----- Given information

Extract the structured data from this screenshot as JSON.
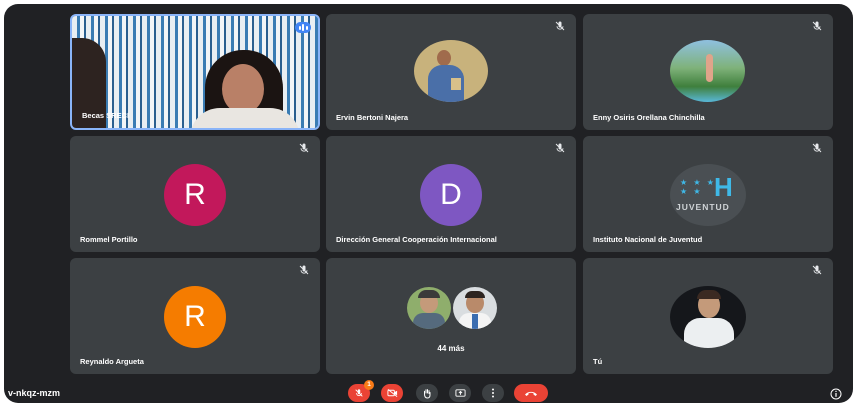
{
  "meeting": {
    "code": "v-nkqz-mzm"
  },
  "participants": [
    {
      "name": "Becas SRECI"
    },
    {
      "name": "Ervin Bertoni Najera"
    },
    {
      "name": "Enny Osiris Orellana Chinchilla"
    },
    {
      "name": "Rommel Portillo",
      "initial": "R",
      "color": "#c2185b"
    },
    {
      "name": "Dirección General Cooperación Internacional",
      "initial": "D",
      "color": "#7e57c2"
    },
    {
      "name": "Instituto Nacional de Juventud",
      "logo_letter": "H",
      "logo_text": "JUVENTUD"
    },
    {
      "name": "Reynaldo Argueta",
      "initial": "R",
      "color": "#f57c00"
    },
    {
      "name": "Tú"
    }
  ],
  "others": {
    "label": "44 más"
  },
  "controls": {
    "mic_badge": "1"
  },
  "colors": {
    "background": "#202124",
    "tile": "#3c4043",
    "end_call": "#ea4335",
    "active_border": "#8ab4f8"
  }
}
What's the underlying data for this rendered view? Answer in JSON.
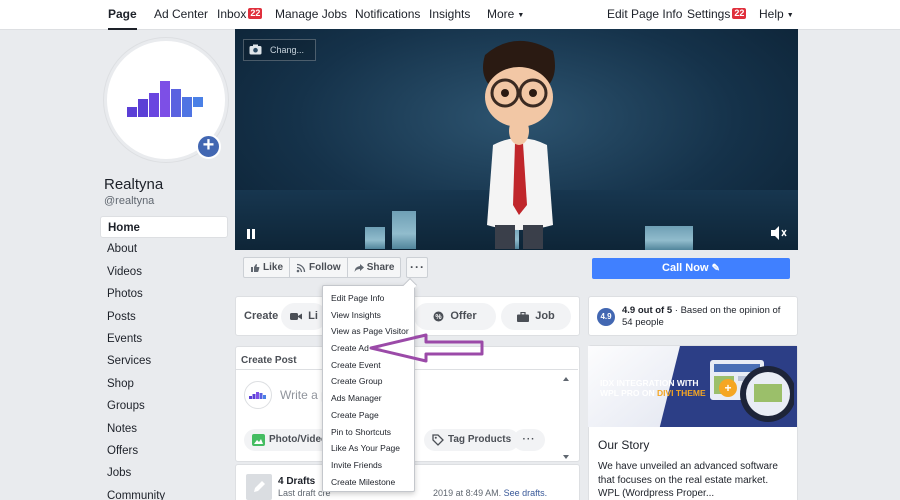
{
  "topnav": {
    "page": "Page",
    "ad_center": "Ad Center",
    "inbox": "Inbox",
    "inbox_count": "22",
    "manage_jobs": "Manage Jobs",
    "notifications": "Notifications",
    "insights": "Insights",
    "more": "More",
    "edit_page_info": "Edit Page Info",
    "settings": "Settings",
    "settings_count": "22",
    "help": "Help"
  },
  "profile": {
    "name": "Realtyna",
    "handle": "@realtyna",
    "logo_color": "#5b3fd6"
  },
  "sidenav": {
    "items": [
      "Home",
      "About",
      "Videos",
      "Photos",
      "Posts",
      "Events",
      "Services",
      "Shop",
      "Groups",
      "Notes",
      "Offers",
      "Jobs",
      "Community"
    ]
  },
  "cover": {
    "change_label": "Chang..."
  },
  "actions": {
    "like": "Like",
    "follow": "Follow",
    "share": "Share",
    "more": "···",
    "call_now": "Call Now"
  },
  "create": {
    "label": "Create",
    "live": "Li",
    "offer": "Offer",
    "job": "Job"
  },
  "create_post": {
    "header": "Create Post",
    "placeholder": "Write a po",
    "photo_video": "Photo/Video",
    "tag_products": "Tag Products",
    "more": "···"
  },
  "drafts": {
    "title": "4 Drafts",
    "subtitle": "Last draft cre",
    "subtitle_tail": "2019 at 8:49 AM.",
    "link": "See drafts."
  },
  "rating": {
    "score": "4.9",
    "text_bold": "4.9 out of 5",
    "text": " · Based on the opinion of 54 people"
  },
  "banner": {
    "line1": "IDX INTEGRATION WITH",
    "line2": "WPL PRO ON ",
    "line2_highlight": "DIVI THEME"
  },
  "story": {
    "title": "Our Story",
    "text": "We have unveiled an advanced software that focuses on the real estate market. WPL (Wordpress Proper..."
  },
  "menu": {
    "items": [
      "Edit Page Info",
      "View Insights",
      "View as Page Visitor",
      "Create Ad",
      "Create Event",
      "Create Group",
      "Ads Manager",
      "Create Page",
      "Pin to Shortcuts",
      "Like As Your Page",
      "Invite Friends",
      "Create Milestone"
    ]
  },
  "colors": {
    "accent": "#4267b2",
    "call_now": "#4080ff",
    "badge": "#e02f3c",
    "annotation_arrow": "#9b4aa8"
  }
}
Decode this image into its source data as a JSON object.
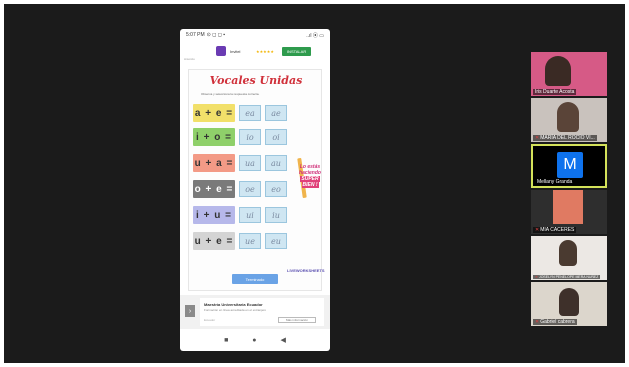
{
  "phone": {
    "status": {
      "time": "5:07 PM",
      "icons": "⊙ ◻ ◻ ▪",
      "right": "..ıl ⦿ ▭"
    },
    "ad": {
      "name": "Invitel",
      "stars": "★★★★★",
      "button": "INSTALAR",
      "small": "Anuncio"
    },
    "sheet": {
      "title": "Vocales Unidas",
      "instruction": "Observa y selecciona la respuesta correcta.",
      "rows": [
        {
          "eq": "a + e =",
          "answers": [
            "ea",
            "ae"
          ]
        },
        {
          "eq": "i + o =",
          "answers": [
            "io",
            "oi"
          ]
        },
        {
          "eq": "u + a =",
          "answers": [
            "ua",
            "au"
          ]
        },
        {
          "eq": "o + e =",
          "answers": [
            "oe",
            "eo"
          ]
        },
        {
          "eq": "i + u =",
          "answers": [
            "ui",
            "iu"
          ]
        },
        {
          "eq": "u + e =",
          "answers": [
            "ue",
            "eu"
          ]
        }
      ],
      "badge_top": "Lo estás",
      "badge_mid": "haciendo",
      "badge_hi1": "SUPER",
      "badge_hi2": "BIEN !",
      "brand": "LIVEWORKSHEETS",
      "finish": "Terminado"
    },
    "bottom_ad": {
      "arrow": "›",
      "title": "Maestría Universitaria Ecuador",
      "sub": "Formación en línea acreditada en el extranjero",
      "input": "Ecuador",
      "button": "Más información"
    },
    "nav": {
      "stop": "■",
      "home": "●",
      "back": "◀"
    }
  },
  "participants": [
    {
      "name": "Iris Duarte Acosta",
      "muted": false
    },
    {
      "name": "MARÍA DEL ROCÍO VI...",
      "muted": true
    },
    {
      "name": "Mellany Granda",
      "muted": false,
      "initial": "M",
      "active": true
    },
    {
      "name": "MIA CACERES",
      "muted": true
    },
    {
      "name": "JOSELYN PENELOPE MERA NUÑEZ",
      "muted": true
    },
    {
      "name": "Gabriel cabrera",
      "muted": true
    }
  ],
  "colors": {
    "row_colors": [
      "#f2e06a",
      "#8fd06a",
      "#f39a86",
      "#7a7a7a",
      "#b6b8ea",
      "#d4d4d4"
    ],
    "active_border": "#d4e25a",
    "avatar": "#0e72ed"
  }
}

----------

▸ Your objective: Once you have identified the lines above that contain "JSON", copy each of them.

▸ Answer to this exercise:
Extract the structured data from this screenshot as JSON.
What's the underlying data for this rendered view? Answer in JSON.
Decode this image into its source data as a JSON object.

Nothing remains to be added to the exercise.